One day, Jesus took His disciples North of the land Jews felt comfortable in, to Caesarea Philippi. There, still today, is a cliff with a pool of spring water before it called “the rock of the gods.” On the day Jesus led the field trip, the water was flowing from a cave, and was called a “gate of Hades.” Such flows of water from underground were considered in Greek and Roman mythologies to be paths to the Underworld, where their gods spent winters, causing the earth to be neglected and lifeless. Springtime called for ritualistic sex and symbols of rabbits and eggs to invoke the gods to return to the surface of the earth and bless the crops and herds and wives with much reproduction and bounty.
In this place of pagan symbols and activities, Jesus responded to Peter’s God-inspired revelation that He was the “Christ – the Son of the Living God” with, “Happy art thou, Simon Bar-Jona, because flesh and blood did not reveal [it] to thee, but my Father who is in the heavens.
And I also say to thee, that thou art a rock (“petros” – G4074: piece of rock), and upon this rock (“petra” – G4073: mass of rock) I will build my assembly (“ekklesia” – G1577: authoritative assembly, called together), and gates of Hades shall not prevail against it; and I will give to thee the keys of the reign of the heavens, and whatever thou mayest bind upon the earth shall be having been bound in the heavens, and whatever thou mayest loose upon the earth shall be having been loosed in the heavens.”
(Matthew 16:17-19 Young’s Literal Translation / my parenthetical word explanations include numbers from James Strong’s Greek dictionary)
I quoted Matthew 16:17-19 using Young’s Literal Translation because it was not affected by instructions of James 1, king of England, to the men he employed to translate the Scriptures into English, which included the specific instruction to mistranslate “ekklesia” as “church.” His instruction was given so that he would have no threat of local “assemblies” perceiving their authority as gatherings of the King of Heaven. “Ekklesia” is a word that Jesus used 3 times in the Gospels.

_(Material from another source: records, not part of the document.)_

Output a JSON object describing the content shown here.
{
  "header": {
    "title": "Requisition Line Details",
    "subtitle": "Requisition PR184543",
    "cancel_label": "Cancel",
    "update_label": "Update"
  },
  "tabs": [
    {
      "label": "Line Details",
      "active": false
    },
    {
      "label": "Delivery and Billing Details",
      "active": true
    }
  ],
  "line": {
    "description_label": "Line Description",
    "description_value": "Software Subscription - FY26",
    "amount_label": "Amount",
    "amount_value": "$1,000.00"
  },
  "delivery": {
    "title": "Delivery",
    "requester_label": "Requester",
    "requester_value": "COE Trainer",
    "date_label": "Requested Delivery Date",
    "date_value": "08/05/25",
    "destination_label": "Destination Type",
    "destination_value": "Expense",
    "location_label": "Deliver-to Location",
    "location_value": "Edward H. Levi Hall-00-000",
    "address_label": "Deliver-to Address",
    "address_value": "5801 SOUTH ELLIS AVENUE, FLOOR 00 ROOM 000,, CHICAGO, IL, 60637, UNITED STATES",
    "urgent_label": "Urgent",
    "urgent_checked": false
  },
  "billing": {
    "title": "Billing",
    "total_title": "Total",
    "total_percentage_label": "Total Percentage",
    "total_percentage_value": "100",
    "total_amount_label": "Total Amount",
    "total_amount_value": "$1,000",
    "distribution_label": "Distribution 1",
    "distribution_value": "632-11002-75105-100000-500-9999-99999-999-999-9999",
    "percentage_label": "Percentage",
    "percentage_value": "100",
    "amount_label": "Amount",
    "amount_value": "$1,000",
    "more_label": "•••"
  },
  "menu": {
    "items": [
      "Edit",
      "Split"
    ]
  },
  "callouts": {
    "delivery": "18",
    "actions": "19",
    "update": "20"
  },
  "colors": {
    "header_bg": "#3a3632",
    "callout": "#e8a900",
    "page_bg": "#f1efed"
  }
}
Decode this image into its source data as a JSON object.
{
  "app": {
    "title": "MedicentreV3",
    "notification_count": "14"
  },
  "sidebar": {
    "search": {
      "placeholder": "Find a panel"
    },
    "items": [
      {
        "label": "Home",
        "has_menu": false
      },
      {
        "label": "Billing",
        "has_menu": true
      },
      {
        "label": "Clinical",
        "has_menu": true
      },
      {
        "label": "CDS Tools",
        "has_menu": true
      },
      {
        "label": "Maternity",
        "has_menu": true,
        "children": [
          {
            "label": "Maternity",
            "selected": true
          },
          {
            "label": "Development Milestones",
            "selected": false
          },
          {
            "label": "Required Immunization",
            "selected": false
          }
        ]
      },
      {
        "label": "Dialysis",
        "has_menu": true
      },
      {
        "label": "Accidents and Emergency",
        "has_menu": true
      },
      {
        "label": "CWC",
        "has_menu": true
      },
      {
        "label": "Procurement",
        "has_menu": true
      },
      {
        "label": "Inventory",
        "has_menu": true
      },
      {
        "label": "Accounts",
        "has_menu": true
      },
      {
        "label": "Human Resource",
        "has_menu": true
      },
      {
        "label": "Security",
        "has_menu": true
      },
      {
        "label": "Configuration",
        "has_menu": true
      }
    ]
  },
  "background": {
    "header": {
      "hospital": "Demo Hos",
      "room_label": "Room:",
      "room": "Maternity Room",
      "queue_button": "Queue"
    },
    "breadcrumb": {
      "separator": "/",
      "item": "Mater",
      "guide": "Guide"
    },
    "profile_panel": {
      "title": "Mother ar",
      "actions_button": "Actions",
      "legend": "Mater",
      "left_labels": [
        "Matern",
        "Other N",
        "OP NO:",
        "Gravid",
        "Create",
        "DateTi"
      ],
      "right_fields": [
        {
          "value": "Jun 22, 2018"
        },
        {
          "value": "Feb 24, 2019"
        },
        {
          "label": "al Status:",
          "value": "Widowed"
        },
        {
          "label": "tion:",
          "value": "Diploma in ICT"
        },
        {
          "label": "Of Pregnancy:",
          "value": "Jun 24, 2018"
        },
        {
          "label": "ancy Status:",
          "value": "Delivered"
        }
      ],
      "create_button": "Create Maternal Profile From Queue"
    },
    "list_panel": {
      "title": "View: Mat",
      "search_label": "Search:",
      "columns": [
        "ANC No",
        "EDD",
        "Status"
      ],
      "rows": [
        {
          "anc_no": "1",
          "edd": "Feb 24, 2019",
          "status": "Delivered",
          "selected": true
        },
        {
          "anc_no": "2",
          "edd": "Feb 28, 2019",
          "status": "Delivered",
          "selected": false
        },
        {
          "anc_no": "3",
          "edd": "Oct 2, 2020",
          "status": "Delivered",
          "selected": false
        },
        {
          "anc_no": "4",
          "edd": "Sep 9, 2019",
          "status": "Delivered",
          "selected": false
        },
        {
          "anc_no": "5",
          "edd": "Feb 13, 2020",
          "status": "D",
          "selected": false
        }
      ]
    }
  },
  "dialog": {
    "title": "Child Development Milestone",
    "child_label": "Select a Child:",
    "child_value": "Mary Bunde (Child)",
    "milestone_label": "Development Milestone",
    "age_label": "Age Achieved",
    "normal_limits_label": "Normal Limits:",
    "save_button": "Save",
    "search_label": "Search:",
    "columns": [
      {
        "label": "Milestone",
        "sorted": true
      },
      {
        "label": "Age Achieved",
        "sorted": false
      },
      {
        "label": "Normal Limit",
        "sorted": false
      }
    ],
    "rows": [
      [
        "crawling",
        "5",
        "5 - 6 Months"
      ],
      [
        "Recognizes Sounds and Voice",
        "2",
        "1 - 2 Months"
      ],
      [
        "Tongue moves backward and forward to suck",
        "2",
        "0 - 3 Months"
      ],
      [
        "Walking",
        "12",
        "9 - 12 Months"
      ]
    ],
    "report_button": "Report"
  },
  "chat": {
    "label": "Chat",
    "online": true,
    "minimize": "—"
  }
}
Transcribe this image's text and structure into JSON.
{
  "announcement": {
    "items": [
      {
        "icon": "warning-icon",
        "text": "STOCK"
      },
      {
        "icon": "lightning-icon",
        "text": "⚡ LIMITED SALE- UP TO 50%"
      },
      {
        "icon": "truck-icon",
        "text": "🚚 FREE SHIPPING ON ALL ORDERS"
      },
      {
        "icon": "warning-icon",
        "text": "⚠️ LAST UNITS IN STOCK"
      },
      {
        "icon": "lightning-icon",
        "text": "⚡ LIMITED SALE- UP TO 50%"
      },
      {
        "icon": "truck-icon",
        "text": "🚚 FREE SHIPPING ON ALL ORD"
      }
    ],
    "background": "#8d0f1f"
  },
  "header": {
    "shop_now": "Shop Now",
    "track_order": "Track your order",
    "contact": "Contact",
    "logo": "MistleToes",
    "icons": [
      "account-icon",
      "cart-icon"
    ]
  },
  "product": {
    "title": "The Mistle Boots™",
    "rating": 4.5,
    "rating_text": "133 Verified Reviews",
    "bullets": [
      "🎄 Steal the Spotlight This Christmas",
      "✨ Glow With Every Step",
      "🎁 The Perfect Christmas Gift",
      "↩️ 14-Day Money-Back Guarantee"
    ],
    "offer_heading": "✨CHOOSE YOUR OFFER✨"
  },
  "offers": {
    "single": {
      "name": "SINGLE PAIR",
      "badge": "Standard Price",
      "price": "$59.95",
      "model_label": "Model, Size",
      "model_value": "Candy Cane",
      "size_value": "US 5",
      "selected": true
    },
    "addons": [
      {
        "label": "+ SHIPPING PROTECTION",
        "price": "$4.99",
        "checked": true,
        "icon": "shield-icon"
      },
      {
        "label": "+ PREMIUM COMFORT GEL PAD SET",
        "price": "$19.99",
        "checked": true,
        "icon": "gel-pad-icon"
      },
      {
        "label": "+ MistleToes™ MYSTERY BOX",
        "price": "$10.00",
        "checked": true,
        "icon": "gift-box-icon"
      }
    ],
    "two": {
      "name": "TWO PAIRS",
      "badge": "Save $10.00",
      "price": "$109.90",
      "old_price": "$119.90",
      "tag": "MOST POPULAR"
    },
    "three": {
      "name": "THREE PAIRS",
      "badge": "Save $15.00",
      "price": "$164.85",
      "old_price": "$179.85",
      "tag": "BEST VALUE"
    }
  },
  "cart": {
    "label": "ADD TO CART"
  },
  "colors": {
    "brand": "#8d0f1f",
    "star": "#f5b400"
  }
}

Each time, He was talking about His Kingdom, not about what Constantine in 330 AD or so and James in 1611 AD created and called “church.”